■ EXERCISE DESCRIPTION ■
The word "JSON" marks the lines you need; copy each of them from the data.

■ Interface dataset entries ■
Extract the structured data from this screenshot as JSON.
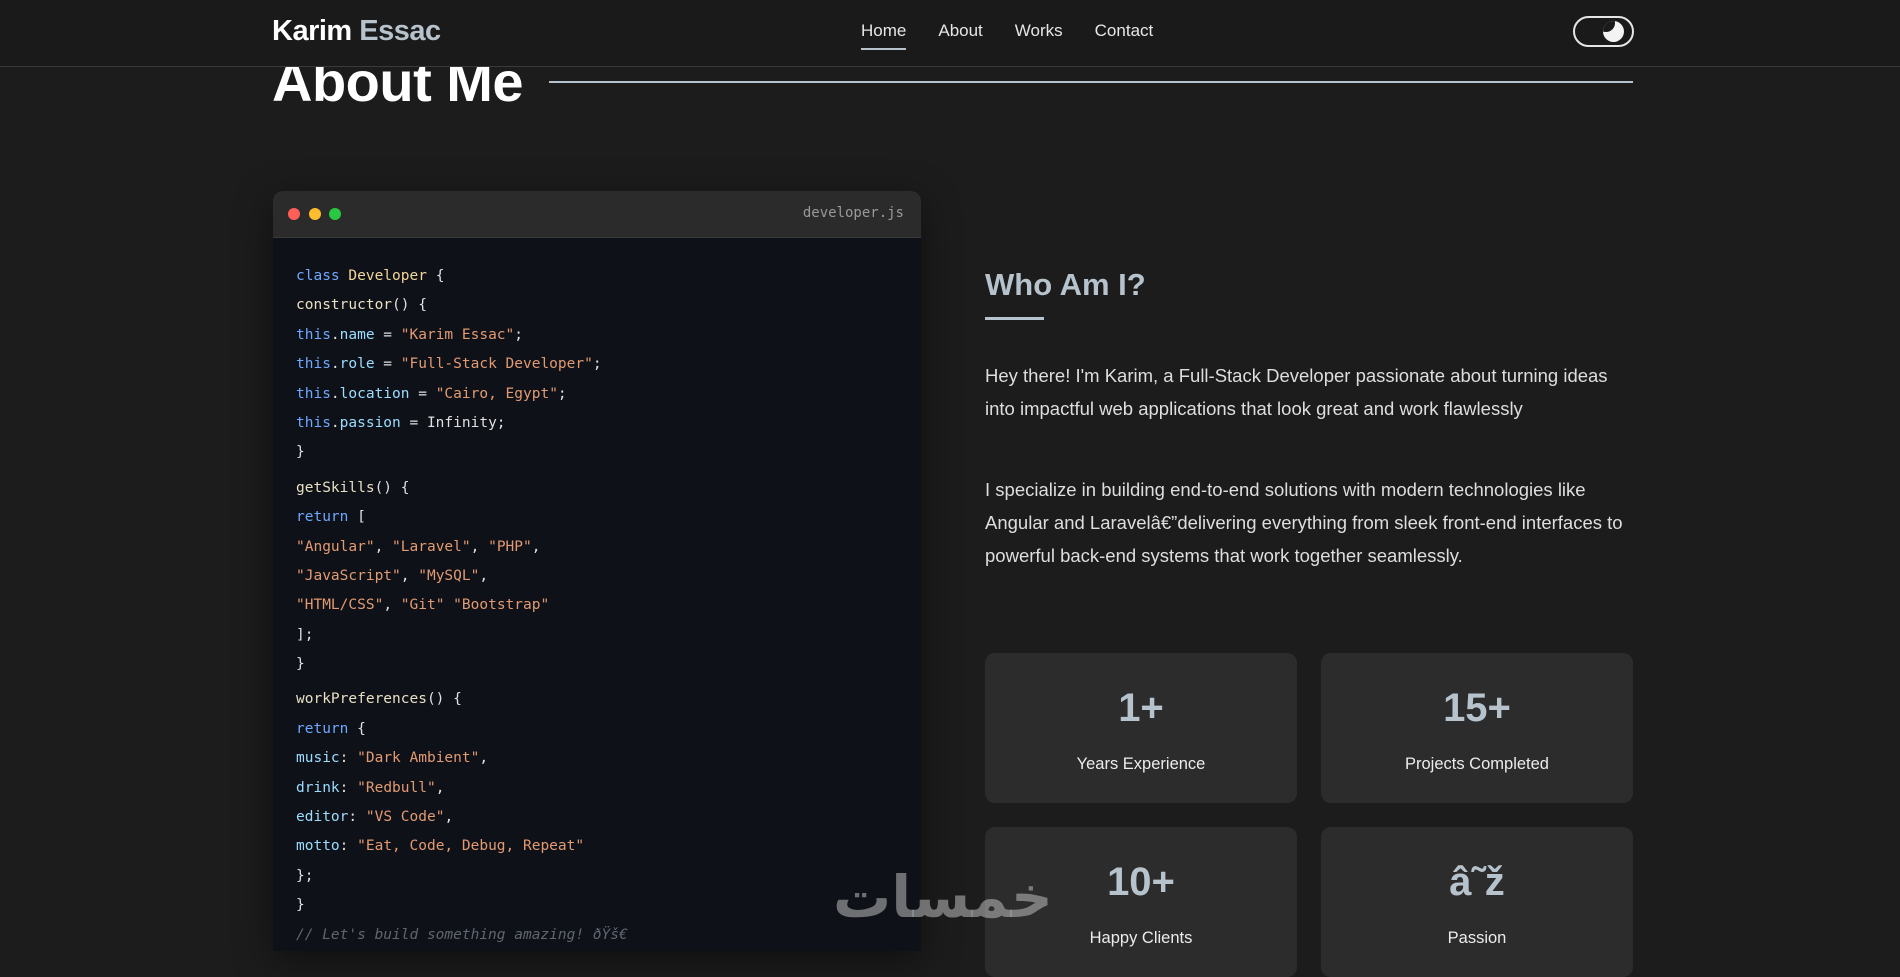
{
  "brand": {
    "first": "Karim",
    "last": "Essac"
  },
  "nav": {
    "items": [
      "Home",
      "About",
      "Works",
      "Contact"
    ],
    "active": "Home"
  },
  "theme_toggle": {
    "icon": "moon-icon"
  },
  "section": {
    "title": "About Me"
  },
  "code": {
    "filename": "developer.js",
    "lines": [
      [
        [
          "kw",
          "class"
        ],
        [
          "t",
          " "
        ],
        [
          "cls",
          "Developer"
        ],
        [
          "t",
          " {"
        ]
      ],
      [
        [
          "fn",
          "constructor"
        ],
        [
          "t",
          "() {"
        ]
      ],
      [
        [
          "kw",
          "this"
        ],
        [
          "t",
          "."
        ],
        [
          "prop",
          "name"
        ],
        [
          "t",
          " = "
        ],
        [
          "str",
          "\"Karim Essac\""
        ],
        [
          "t",
          ";"
        ]
      ],
      [
        [
          "kw",
          "this"
        ],
        [
          "t",
          "."
        ],
        [
          "prop",
          "role"
        ],
        [
          "t",
          " = "
        ],
        [
          "str",
          "\"Full-Stack Developer\""
        ],
        [
          "t",
          ";"
        ]
      ],
      [
        [
          "kw",
          "this"
        ],
        [
          "t",
          "."
        ],
        [
          "prop",
          "location"
        ],
        [
          "t",
          " = "
        ],
        [
          "str",
          "\"Cairo, Egypt\""
        ],
        [
          "t",
          ";"
        ]
      ],
      [
        [
          "kw",
          "this"
        ],
        [
          "t",
          "."
        ],
        [
          "prop",
          "passion"
        ],
        [
          "t",
          " = Infinity;"
        ]
      ],
      [
        [
          "t",
          "}"
        ]
      ],
      [
        [
          "fn",
          "getSkills"
        ],
        [
          "t",
          "() {"
        ]
      ],
      [
        [
          "kw",
          "return"
        ],
        [
          "t",
          " ["
        ]
      ],
      [
        [
          "str",
          "\"Angular\""
        ],
        [
          "t",
          ", "
        ],
        [
          "str",
          "\"Laravel\""
        ],
        [
          "t",
          ", "
        ],
        [
          "str",
          "\"PHP\""
        ],
        [
          "t",
          ","
        ]
      ],
      [
        [
          "str",
          "\"JavaScript\""
        ],
        [
          "t",
          ", "
        ],
        [
          "str",
          "\"MySQL\""
        ],
        [
          "t",
          ","
        ]
      ],
      [
        [
          "str",
          "\"HTML/CSS\""
        ],
        [
          "t",
          ", "
        ],
        [
          "str",
          "\"Git\""
        ],
        [
          "t",
          " "
        ],
        [
          "str",
          "\"Bootstrap\""
        ]
      ],
      [
        [
          "t",
          "];"
        ]
      ],
      [
        [
          "t",
          "}"
        ]
      ],
      [
        [
          "fn",
          "workPreferences"
        ],
        [
          "t",
          "() {"
        ]
      ],
      [
        [
          "kw",
          "return"
        ],
        [
          "t",
          " {"
        ]
      ],
      [
        [
          "prop",
          "music"
        ],
        [
          "t",
          ": "
        ],
        [
          "str",
          "\"Dark Ambient\""
        ],
        [
          "t",
          ","
        ]
      ],
      [
        [
          "prop",
          "drink"
        ],
        [
          "t",
          ": "
        ],
        [
          "str",
          "\"Redbull\""
        ],
        [
          "t",
          ","
        ]
      ],
      [
        [
          "prop",
          "editor"
        ],
        [
          "t",
          ": "
        ],
        [
          "str",
          "\"VS Code\""
        ],
        [
          "t",
          ","
        ]
      ],
      [
        [
          "prop",
          "motto"
        ],
        [
          "t",
          ": "
        ],
        [
          "str",
          "\"Eat, Code, Debug, Repeat\""
        ]
      ],
      [
        [
          "t",
          "};"
        ]
      ],
      [
        [
          "t",
          "}"
        ]
      ],
      [
        [
          "cmt",
          "// Let's build something amazing! ðŸš€"
        ]
      ]
    ],
    "group_start_lines": [
      7,
      14
    ]
  },
  "about": {
    "heading": "Who Am I?",
    "paragraphs": [
      "Hey there! I'm Karim, a Full-Stack Developer passionate about turning ideas into impactful web applications that look great and work flawlessly",
      "I specialize in building end-to-end solutions with modern technologies like Angular and Laravelâ€”delivering everything from sleek front-end interfaces to powerful back-end systems that work together seamlessly."
    ]
  },
  "stats": [
    {
      "value": "1+",
      "label": "Years Experience"
    },
    {
      "value": "15+",
      "label": "Projects Completed"
    },
    {
      "value": "10+",
      "label": "Happy Clients"
    },
    {
      "value": "â˜ž",
      "label": "Passion"
    }
  ],
  "watermark": "خمسات",
  "colors": {
    "background": "#1c1c1c",
    "accent": "#b7c3cc",
    "card": "#2c2c2c",
    "code_bg": "#0e1117"
  }
}
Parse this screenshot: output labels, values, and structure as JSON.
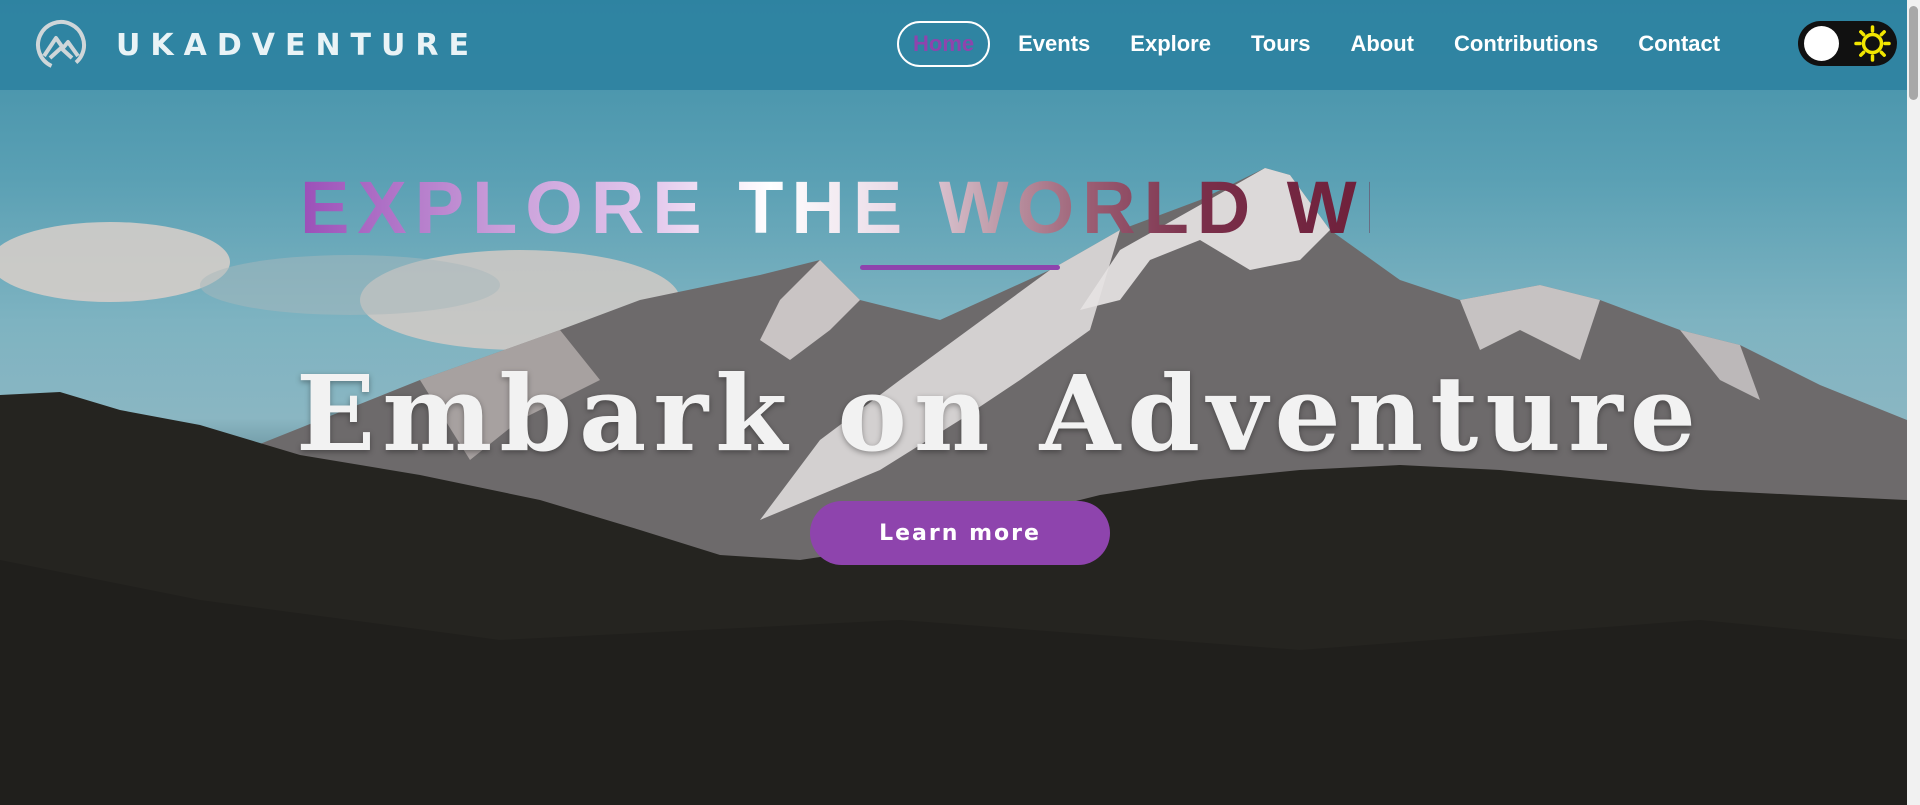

■ EXERCISE RESULT ■
Extract the structured data from this screenshot as JSON.
Parse this screenshot: output labels, values, and structure as JSON.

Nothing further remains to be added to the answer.